“When there is a water shortage it is our children who suffer the most. It is good for our leaders to look for alternative sources of water.” –Damaris Kiarie, a resident of Nairobi, in reference to water shortages in Kenya’s capital. Nairobi receives the majority of its water from the Ndakaini dam, but the dam’s supply is proving inadequate as rains become less predictable. In response, the city hopes to harness nearby wetlands as a new water source. Reuters
Latest WaterNews from Circle of Blue
What’s Up With Water – June 11, 2018 – “What’s Up With Water” condenses the need-to-know news on the world’s water into a weekly snapshot. Coverage this week includes: Turkey’s postponement of filling the Ilisu Dam, rising water prices in Egypt, and changes in the speed of tropical cyclones.
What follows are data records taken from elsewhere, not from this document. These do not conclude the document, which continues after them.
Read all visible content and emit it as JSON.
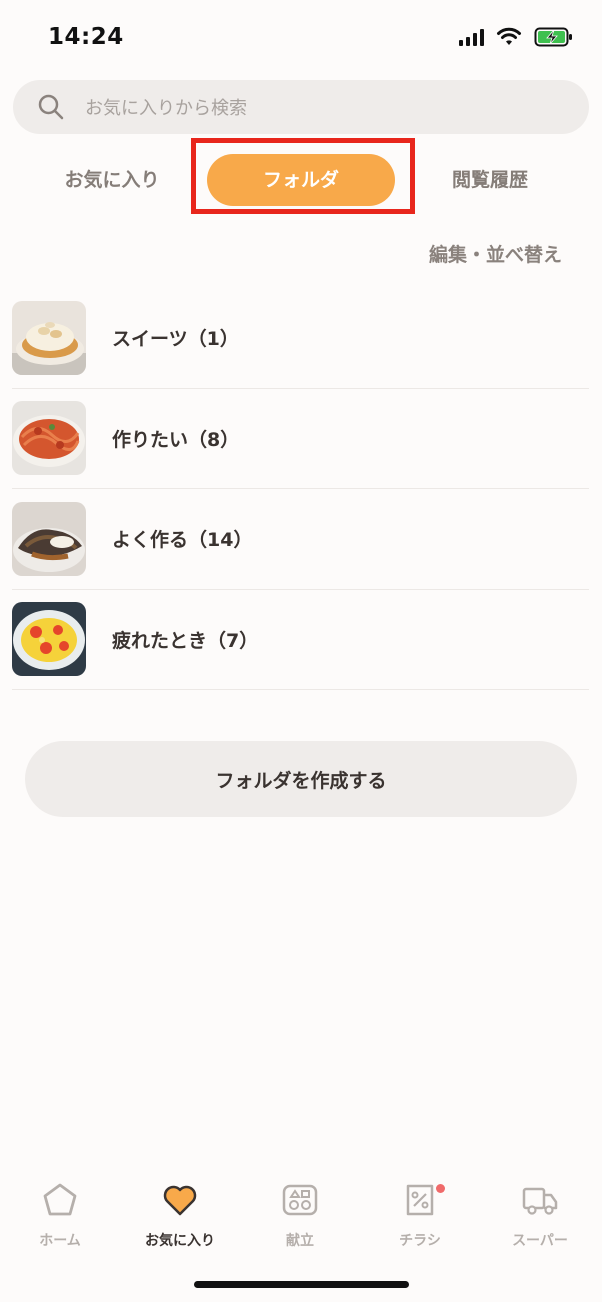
{
  "status_bar": {
    "time": "14:24"
  },
  "search": {
    "placeholder": "お気に入りから検索"
  },
  "tabs": [
    {
      "label": "お気に入り",
      "active": false
    },
    {
      "label": "フォルダ",
      "active": true
    },
    {
      "label": "閲覧履歴",
      "active": false
    }
  ],
  "edit_sort_label": "編集・並べ替え",
  "folders": [
    {
      "label": "スイーツ（1）",
      "image": "meringue-tart"
    },
    {
      "label": "作りたい（8）",
      "image": "tomato-pasta"
    },
    {
      "label": "よく作る（14）",
      "image": "grilled-fish"
    },
    {
      "label": "疲れたとき（7）",
      "image": "egg-tomato-stirfry"
    }
  ],
  "create_folder_label": "フォルダを作成する",
  "bottom_nav": [
    {
      "label": "ホーム",
      "icon": "home-icon",
      "active": false
    },
    {
      "label": "お気に入り",
      "icon": "heart-icon",
      "active": true
    },
    {
      "label": "献立",
      "icon": "menu-plan-icon",
      "active": false
    },
    {
      "label": "チラシ",
      "icon": "flyer-icon",
      "active": false,
      "badge": true
    },
    {
      "label": "スーパー",
      "icon": "truck-icon",
      "active": false
    }
  ],
  "colors": {
    "accent": "#f8a94a",
    "highlight": "#e8261c",
    "badge": "#f06a6a"
  }
}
HotSpots H2O, June 11: Over 200,000 Rohingya Refugees At Risk from Monsoon Flooding, Landslides – After fleeing brutal attacks in Myanmar, the Rohingya face another threat: monsoon season.
By The Numbers
96 percent Proportion of Puerto Ricans who have their water service restored eight months after Hurricane Maria, according to territory officials. Many residents, however, report ongoing issues with their water supply, including poor quality and intermittent service. TIME
3 months Length of South Africa’s national state of disaster, which was declared in mid-March after months of severe drought. On June 13, the government allowed the state of disaster to lapse due to the end of the country’s “acute” dry spell. Independent Online
In context: Circle of Blue’s coverage of Cape Town.
Science, Studies, And Reports
A new study by UC Santa Cruz claims that coral reefs halve the cost of flood-related damages worldwide. The reefs serve as natural barriers against coastal flooding, but they are becoming less effective as large amounts of coral die off. Without living reefs, researchers estimate that annual flooding damages would increase by $4 billion. UC Santa Cruz
On The Radar
Karen Weaver, the mayor of Flint, Michigan, says she refuses to cooperate with “unnecessary and unwarranted” state oversight of the city water system. In a letter to the Michigan Department of Environmental Quality (DEQ), Weaver claims that the state oversight will do nothing to further the city’s recovery. A spokeswoman for the DEQ says the organization is reviewing the letter and is committed to working with Flint to restore the city’s water. MLive
In context: Circle of Blue’s coverage of the Flint water crisis.
Kayla Ritter is a recent graduate of Michigan State University, where she studied International Relations and Teaching English to Speakers of Other Languages. She is currently based in Manton, Michigan. Kayla enjoys running, writing, and traveling. Contact Kayla Ritter